How the Federal Coronavirus Aid, Relief and Economic Security Act (CARE Act) Can Help Your Business
Updated: Apr 5, 2020
The Coronavirus Aid, Relief, and Economic Security Act (CARES Act) was signed into law by President Trump and provides benefits to businesses, individuals and local governments. The relief measures include direct grants, loans and tax changes. Businesses requiring capital or in the process of laying off workers may benefit from creative provisions of the CARES Act to maintain employment during enforced social distancing requirements and other measures that have severely damaged economic activity throughout the United States.
Direct Grants to Taxpayers
Many individuals earning less than $75,000 will receive a one-time cash payment of $1,200. Married couples would each receive a check of $2,400 and families would receive an additional $500 per qualifying child. The single individual payment phases out for taxpayers with adjusted gross incomes above $75,000 but below $99,000.
For married couples with adjusted gross income above $150,000, the $2,400 is subject to a phase-out until adjusted gross income reaches $198,000. Generally taxpayers must have filed an income tax return in either 2018 or 2019 to receive the direct payment, but taxpayers receiving social security who do not file a return are still eligible to receive their payment. Payment timing is not certain yet, but expected shortly. The payment will not be taxable income to the recipients.
If you have not filed a 2018 or 2019 return, there is still time to file to get the rebate. Even taxpayers with zero taxable income are eligible for the relief, but need a filed tax return on record to receive the payment unless they receive social security payments. Payments will be sent to the bank on record with the tax return refund or payment recorded on the return.

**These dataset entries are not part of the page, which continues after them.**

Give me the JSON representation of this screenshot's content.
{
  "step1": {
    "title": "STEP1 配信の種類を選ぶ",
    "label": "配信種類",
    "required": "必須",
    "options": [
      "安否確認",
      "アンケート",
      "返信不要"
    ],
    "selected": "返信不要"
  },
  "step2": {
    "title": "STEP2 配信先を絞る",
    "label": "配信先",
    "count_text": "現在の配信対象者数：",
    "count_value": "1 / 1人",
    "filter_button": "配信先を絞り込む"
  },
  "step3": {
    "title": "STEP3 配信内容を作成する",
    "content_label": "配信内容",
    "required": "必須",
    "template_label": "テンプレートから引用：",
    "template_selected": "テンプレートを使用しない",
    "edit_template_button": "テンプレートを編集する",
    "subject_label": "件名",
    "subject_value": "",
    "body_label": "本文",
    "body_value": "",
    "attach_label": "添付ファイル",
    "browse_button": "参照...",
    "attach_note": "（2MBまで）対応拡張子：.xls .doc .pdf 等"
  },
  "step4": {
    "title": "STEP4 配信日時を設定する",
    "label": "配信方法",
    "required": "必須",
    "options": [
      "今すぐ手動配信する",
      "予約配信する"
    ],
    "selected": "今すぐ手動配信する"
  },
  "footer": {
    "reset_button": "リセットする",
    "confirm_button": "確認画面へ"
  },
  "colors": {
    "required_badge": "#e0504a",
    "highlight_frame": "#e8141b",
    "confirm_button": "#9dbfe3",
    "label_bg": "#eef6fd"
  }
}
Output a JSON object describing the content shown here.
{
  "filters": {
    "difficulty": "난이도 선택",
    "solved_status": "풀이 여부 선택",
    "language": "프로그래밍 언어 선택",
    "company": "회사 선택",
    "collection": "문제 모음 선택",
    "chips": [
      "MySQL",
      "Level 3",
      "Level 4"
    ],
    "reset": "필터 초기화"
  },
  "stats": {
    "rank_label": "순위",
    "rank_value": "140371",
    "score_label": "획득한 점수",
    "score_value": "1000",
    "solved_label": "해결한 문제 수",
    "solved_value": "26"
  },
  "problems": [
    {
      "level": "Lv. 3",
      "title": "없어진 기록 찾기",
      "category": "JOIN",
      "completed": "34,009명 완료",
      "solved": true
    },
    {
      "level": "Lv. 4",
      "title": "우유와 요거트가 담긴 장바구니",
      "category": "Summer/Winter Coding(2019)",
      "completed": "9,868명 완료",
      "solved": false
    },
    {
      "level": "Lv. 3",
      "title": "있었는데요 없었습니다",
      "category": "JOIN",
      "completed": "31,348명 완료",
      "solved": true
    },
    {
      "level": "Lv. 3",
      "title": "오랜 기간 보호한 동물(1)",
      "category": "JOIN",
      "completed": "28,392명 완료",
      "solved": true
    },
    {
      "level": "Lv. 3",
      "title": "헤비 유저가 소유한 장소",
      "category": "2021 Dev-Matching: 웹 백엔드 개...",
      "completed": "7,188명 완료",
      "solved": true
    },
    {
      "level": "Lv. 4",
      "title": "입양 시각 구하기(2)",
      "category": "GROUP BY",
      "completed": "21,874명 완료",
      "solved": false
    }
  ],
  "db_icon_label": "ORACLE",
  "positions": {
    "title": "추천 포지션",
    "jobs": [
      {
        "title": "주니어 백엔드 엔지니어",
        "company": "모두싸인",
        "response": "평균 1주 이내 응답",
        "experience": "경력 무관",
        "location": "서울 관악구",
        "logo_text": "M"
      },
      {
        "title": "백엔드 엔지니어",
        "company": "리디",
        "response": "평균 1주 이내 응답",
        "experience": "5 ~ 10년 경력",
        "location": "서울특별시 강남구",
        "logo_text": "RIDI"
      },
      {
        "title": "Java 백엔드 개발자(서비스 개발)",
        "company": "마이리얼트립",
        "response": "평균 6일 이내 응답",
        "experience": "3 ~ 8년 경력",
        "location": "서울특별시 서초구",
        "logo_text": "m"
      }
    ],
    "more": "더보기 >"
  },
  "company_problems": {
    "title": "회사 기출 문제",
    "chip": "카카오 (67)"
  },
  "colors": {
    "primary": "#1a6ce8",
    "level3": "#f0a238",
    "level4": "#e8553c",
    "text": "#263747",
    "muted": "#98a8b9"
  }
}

Workers who are laid off will generally be eligible for unemployment benefits under their specific state's rules for amounts and duration of the payments. The CARES Act provides additional relief to unemployed workers in the form of payments in addition to state unemployment benefits. This relief is in the form of additional $600 payment per week from the federal government on top of the weekly state unemployment benefit.
In addition, the CARES Act will add 13 weeks of extended state unemployment benefits. Those who have new claims or existing claims set to expire will benefit from this provision. Total unemployment benefits are now for 39 weeks.
Additional help is also available to self-employed business owners who have lost revenue because of the coronavirus. Unemployment benefits are taxable income to the recipient and the expanded benefits are also taxable.
Employer Payroll Related Tax Credits
Employers may claim a fifty percent tax credit on the wages paid to employees from March 13 to December 31, 2020. The maximum amount of the credit is $5,000 based on a limit of $10,000 wages. To qualify, the business must be suspended because of government action related to the coronavirus or the business must experience a decline of 50% or more of revenue for the calendar quarter compared to the prior year comparable quarter.
The CARES Act is separate from the Families First Coronavirus Response Act (the "FFCRA"). The FFCRA created tax credits related to the payroll taxes paid on the employer side of payroll taxes to offset sick and paid family leave related to the coronavirus.
If an employee must take time off due to coronavirus, that employee is eligible for up to 80 hours of paid sick leave and paid child care leave when the employee's child's school is closed or child care is unavailable. A refundable payroll tax credit is available dollar for dollar for the cost of the leave for the employee and is immediately available and provides full reimbursement to the employer. An employer may offset any payroll due and not paid yet, or request a refund of prior payroll payments made. Small employers may be exempt from these requirements to provide leave to care for children.
This program has certain restrictions as modified by the CARES Act, and companies taking a loan under the Paycheck Protection Program are not eligible for this tax credit. The total credit amount per employee is capped and subject to daily per diem limitations. The daily limit is $200 per employee to care for someone else and the aggregate amount per employee for all quarters that the employee qualifies for relief is $10,000. The per diem rate is $511 if the employee takes leave for purposes of self quarantine. Taxes include both social security, medicare and Medicaid, and federal income tax withholding.
The Paycheck Protection Program provides small businesses (having less than 500 employees) with loans up to $10 million based on a formula tied to payroll costs. These loans may be used to cover expenses from February 15 to June 30 and cover employees earning up to $100,000 per year. If the loan is used for payroll, rent, utilities or to pay a mortgage, the loan may be forgiven. Restrictions apply and the benefits of the loan forgiveness may decrease if employees are reduced or wages reduced relative to the prior year or current year reduction in compensation.
Importantly, loan amounts that qualify for forgiveness and are forgiven under the CARES Act are not taxable income to the taxpayer. This is an important exception because cancelled debt is generally taxable unless a specific exception applies. Congress has clearly provided this exception so businesses can plan accordingly.
Contact Steiger Tax Law to See How Your Company May Benefit
If you are in financial distress caused by the coronavirus and have questions about the benefits of the CARES Act, contact attorney Andrew Steiger at Steiger Tax Law to find out how he can help you or your business. Contact him at (248) 259-6367 or email him at Andrew.Steiger@SteigerTaxLaw.com for a free consultation.